  7. I presented work at: SPEP, EMP, philoSOPHIA (where there was an amazing roundtable on my Resilience & Melancholy book), Columbia University, Ithaca College, and Connecticut College. I would LOVE to speak at your school or keynote your conference in 2017. I especially like guest-teaching other people’s classes (it’s like intellectual grandparenting: I get to have fun with students and leave all the unpleasant parts to the actual instructor).
  8. I proposed and/or prepared work to present in 2017 at: The APA Eastern (I was actually invited! To talk at the APA?!? So I decided to talk mostly about pop music); IASPM-US; IASPM-International; SPEP; NYU (in April 2017).
  9. I developed a brand new intro course on Philosophical Approaches to Death & Dying, and I did it in a way that focuses on social death, civil death, and necropolitics. We only read two cis white men all semester. In an intro to philosophy course. I also worked with two incredibly smart TAs who are already gifted teachers.
  10. I developed a course on Theories of Sound & Music, which I’ll deliver in Spring 2017. This is the first time–I’ve been teaching on the tenure track for 11 years!–I’ve ever taught a full class on my actual research specialization.
  11. I proposed an honors seminar that looks at the evolution of post-punk to modern rock, alternative, and indie in light of technological, material, and ideological changes of the 70s-early 00s.
  12. I turned my pop music survey into a hybrid course.
  13. I team-taught for the first time; it was a course on public philosophy & new media.
  14. I co-directed an MA paper that took a mad studies approach to the diagnostic criteria for schizophrenia. I also sat on a comps committee in Communication Studies, and directed a university honors portfolio project.
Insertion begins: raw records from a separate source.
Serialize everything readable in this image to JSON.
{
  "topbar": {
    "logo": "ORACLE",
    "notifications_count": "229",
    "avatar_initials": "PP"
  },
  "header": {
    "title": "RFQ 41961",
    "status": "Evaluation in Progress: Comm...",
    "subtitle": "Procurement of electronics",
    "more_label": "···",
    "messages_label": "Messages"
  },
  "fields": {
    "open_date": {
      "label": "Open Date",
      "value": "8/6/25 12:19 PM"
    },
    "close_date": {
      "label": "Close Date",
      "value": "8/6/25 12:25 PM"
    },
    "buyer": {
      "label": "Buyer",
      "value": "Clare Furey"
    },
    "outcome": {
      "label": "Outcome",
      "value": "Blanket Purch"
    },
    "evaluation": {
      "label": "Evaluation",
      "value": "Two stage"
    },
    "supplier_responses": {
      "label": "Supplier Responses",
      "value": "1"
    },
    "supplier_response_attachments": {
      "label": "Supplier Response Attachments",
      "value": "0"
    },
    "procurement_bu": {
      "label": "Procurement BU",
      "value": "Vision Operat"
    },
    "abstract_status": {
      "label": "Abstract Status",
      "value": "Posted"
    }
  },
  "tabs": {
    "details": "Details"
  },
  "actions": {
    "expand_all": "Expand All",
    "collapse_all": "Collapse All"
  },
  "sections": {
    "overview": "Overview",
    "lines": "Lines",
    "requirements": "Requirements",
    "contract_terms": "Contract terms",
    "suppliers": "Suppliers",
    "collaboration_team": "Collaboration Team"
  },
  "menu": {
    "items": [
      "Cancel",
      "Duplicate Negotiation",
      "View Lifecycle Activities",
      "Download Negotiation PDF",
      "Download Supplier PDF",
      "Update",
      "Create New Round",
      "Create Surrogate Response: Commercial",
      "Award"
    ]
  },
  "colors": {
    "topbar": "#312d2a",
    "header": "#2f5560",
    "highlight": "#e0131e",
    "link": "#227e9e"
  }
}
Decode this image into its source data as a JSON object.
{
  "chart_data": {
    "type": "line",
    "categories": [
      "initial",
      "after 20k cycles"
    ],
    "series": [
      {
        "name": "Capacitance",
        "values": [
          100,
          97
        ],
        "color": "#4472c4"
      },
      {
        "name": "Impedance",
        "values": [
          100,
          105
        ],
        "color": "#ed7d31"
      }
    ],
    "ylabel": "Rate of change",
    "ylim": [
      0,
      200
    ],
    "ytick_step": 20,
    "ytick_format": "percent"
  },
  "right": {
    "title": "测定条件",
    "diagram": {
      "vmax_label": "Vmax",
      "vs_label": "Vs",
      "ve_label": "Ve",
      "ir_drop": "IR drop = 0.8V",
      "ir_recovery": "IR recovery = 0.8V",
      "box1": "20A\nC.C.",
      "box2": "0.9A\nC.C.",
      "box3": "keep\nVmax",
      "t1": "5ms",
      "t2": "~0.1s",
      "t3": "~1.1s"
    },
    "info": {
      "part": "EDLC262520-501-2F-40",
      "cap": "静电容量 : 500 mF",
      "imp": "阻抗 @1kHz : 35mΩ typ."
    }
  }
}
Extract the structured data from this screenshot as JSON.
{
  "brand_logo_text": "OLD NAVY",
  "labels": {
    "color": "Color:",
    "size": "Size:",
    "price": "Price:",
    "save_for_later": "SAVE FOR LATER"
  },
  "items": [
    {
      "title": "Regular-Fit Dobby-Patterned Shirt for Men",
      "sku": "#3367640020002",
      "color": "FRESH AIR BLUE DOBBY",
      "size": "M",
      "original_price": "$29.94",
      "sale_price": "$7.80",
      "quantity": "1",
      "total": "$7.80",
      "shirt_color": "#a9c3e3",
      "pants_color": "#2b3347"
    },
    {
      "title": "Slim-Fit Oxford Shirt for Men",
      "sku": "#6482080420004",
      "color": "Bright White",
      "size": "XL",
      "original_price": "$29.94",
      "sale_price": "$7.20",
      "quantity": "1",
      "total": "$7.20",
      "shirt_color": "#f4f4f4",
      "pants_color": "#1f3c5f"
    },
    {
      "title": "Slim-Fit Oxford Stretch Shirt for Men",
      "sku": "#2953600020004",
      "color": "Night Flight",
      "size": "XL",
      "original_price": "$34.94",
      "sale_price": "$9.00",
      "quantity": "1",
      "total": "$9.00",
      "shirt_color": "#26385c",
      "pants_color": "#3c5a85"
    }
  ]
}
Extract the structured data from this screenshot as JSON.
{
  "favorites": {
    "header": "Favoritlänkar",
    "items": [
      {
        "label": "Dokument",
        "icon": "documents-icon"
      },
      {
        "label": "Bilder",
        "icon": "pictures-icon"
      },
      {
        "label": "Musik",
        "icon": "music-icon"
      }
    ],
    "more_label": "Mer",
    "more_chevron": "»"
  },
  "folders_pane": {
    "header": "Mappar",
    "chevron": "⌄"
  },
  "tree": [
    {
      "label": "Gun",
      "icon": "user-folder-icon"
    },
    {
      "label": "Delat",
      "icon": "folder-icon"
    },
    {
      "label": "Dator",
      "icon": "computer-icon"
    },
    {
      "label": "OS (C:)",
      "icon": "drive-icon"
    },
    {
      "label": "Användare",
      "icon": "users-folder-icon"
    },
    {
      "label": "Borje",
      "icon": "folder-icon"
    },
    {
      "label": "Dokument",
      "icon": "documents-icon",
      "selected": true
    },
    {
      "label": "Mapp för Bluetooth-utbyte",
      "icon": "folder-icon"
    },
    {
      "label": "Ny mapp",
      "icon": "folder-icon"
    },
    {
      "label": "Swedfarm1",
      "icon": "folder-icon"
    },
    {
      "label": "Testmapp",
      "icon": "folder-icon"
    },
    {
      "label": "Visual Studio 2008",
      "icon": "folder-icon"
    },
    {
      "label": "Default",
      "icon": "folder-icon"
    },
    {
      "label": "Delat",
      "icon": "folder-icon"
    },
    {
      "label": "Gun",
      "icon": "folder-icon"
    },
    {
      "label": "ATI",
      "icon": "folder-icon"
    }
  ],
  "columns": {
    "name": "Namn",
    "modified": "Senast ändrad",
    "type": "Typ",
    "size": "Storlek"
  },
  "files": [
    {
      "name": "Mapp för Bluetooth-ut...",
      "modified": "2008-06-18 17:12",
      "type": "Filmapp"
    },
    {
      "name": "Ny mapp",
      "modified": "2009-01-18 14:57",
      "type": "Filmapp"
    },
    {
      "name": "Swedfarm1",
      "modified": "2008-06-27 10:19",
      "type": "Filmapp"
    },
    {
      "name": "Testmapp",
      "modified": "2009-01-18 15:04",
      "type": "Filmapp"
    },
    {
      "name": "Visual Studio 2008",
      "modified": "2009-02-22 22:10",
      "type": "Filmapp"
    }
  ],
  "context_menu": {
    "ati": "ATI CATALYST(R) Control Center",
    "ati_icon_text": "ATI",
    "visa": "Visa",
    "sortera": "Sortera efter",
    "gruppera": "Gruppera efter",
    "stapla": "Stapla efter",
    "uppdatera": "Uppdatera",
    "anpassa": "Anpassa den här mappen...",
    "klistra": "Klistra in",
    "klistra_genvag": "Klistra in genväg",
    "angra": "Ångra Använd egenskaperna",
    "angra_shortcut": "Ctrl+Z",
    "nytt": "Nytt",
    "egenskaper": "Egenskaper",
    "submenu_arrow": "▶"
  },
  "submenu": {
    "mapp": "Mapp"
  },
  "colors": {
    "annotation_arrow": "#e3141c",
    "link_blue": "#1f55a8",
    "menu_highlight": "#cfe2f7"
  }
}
  15. I sat on a lot of boring committees and went to a lot of meetings.
  16. I did some reviewing for journals and presses.


Oh, and I got a puppy.